## Required work:
Where a line in the material below has the string "Crear", please report it.

____

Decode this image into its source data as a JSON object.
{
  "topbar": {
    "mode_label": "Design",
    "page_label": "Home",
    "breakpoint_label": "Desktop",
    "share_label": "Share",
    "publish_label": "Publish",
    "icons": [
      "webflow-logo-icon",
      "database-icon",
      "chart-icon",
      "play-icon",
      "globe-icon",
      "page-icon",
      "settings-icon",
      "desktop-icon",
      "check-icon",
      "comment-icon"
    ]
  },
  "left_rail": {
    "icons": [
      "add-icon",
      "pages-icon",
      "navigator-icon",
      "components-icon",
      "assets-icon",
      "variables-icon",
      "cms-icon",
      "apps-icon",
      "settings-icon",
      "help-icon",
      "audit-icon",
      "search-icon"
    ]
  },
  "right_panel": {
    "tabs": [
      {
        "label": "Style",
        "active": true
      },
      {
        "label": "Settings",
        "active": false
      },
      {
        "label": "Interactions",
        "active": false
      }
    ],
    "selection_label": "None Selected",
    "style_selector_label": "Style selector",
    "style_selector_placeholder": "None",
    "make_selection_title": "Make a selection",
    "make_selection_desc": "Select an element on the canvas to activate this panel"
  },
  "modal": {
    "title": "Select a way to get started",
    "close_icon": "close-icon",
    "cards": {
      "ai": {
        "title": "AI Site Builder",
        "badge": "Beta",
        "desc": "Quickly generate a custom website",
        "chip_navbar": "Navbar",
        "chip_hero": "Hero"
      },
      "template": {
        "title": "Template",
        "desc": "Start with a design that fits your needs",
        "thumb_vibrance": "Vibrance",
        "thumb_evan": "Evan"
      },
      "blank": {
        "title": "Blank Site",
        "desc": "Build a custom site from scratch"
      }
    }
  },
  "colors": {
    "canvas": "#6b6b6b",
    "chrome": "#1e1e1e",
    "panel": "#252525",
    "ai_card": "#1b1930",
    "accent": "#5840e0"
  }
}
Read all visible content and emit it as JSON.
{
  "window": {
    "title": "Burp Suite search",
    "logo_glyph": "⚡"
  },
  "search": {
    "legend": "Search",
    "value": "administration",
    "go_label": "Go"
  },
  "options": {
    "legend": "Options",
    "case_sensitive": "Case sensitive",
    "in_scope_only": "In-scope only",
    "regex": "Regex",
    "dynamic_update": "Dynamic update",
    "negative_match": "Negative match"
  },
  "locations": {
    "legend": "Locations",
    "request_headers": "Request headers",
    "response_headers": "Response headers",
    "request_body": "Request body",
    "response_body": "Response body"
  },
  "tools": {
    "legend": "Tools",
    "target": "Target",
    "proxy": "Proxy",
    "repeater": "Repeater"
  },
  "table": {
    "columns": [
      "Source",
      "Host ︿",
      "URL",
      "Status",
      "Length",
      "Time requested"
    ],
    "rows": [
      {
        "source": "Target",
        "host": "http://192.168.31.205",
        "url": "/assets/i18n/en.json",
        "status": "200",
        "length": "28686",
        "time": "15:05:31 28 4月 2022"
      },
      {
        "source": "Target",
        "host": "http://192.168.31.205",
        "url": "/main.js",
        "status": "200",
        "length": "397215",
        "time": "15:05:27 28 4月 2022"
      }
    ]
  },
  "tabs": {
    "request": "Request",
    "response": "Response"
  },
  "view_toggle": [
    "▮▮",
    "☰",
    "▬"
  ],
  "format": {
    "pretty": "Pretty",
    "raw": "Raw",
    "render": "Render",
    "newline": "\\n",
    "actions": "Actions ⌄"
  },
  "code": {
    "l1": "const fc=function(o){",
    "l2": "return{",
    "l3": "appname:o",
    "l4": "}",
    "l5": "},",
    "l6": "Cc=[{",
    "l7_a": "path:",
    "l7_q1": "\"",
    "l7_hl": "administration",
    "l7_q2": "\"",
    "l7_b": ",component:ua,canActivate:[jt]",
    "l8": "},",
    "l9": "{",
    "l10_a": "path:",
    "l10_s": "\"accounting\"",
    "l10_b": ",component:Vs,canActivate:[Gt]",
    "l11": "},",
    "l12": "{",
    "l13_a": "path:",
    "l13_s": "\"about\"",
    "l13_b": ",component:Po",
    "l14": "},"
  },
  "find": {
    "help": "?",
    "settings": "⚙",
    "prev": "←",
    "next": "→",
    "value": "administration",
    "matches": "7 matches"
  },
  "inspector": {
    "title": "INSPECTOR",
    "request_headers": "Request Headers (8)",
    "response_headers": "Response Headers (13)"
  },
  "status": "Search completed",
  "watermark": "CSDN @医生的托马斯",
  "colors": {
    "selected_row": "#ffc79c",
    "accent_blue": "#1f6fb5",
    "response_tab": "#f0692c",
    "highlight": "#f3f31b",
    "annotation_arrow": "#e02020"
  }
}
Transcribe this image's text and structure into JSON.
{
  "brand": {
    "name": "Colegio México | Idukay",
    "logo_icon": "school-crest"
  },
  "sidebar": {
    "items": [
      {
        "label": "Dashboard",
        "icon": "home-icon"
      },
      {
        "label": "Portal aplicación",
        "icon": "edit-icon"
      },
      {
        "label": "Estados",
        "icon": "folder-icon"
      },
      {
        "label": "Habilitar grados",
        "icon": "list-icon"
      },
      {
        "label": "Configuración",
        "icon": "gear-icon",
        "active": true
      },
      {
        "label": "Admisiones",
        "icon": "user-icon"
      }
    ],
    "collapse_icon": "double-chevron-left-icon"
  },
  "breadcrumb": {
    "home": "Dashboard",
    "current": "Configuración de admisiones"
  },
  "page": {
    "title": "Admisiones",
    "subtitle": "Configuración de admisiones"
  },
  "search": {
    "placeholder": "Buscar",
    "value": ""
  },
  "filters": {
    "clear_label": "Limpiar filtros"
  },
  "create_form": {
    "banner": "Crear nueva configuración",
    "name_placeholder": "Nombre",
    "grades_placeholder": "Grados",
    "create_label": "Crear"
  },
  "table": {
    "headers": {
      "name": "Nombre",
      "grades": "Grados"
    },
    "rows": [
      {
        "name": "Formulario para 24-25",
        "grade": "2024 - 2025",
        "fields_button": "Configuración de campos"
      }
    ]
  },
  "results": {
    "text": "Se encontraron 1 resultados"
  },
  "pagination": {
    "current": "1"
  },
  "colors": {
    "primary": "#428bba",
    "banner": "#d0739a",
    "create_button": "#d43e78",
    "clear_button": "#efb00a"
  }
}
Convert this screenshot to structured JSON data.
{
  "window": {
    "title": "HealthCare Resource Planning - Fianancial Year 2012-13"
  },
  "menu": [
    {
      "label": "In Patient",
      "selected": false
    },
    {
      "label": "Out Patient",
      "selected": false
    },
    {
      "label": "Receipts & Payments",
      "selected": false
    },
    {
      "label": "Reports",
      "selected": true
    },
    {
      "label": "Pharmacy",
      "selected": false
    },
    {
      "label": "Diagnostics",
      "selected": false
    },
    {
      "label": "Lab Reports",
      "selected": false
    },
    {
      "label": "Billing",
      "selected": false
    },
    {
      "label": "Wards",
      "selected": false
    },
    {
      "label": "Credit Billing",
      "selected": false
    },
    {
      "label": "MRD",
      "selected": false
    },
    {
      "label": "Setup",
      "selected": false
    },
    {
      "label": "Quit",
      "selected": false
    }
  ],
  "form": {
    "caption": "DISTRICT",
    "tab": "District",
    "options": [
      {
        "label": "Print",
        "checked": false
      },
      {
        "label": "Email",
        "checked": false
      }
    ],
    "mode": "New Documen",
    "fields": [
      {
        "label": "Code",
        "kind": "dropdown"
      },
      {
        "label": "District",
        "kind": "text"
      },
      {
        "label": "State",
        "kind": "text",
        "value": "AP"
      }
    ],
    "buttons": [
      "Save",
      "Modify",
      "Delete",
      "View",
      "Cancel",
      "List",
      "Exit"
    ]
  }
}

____

## Exercise result:
    "banner": "Crear nueva configuración",
    "create_label": "Crear"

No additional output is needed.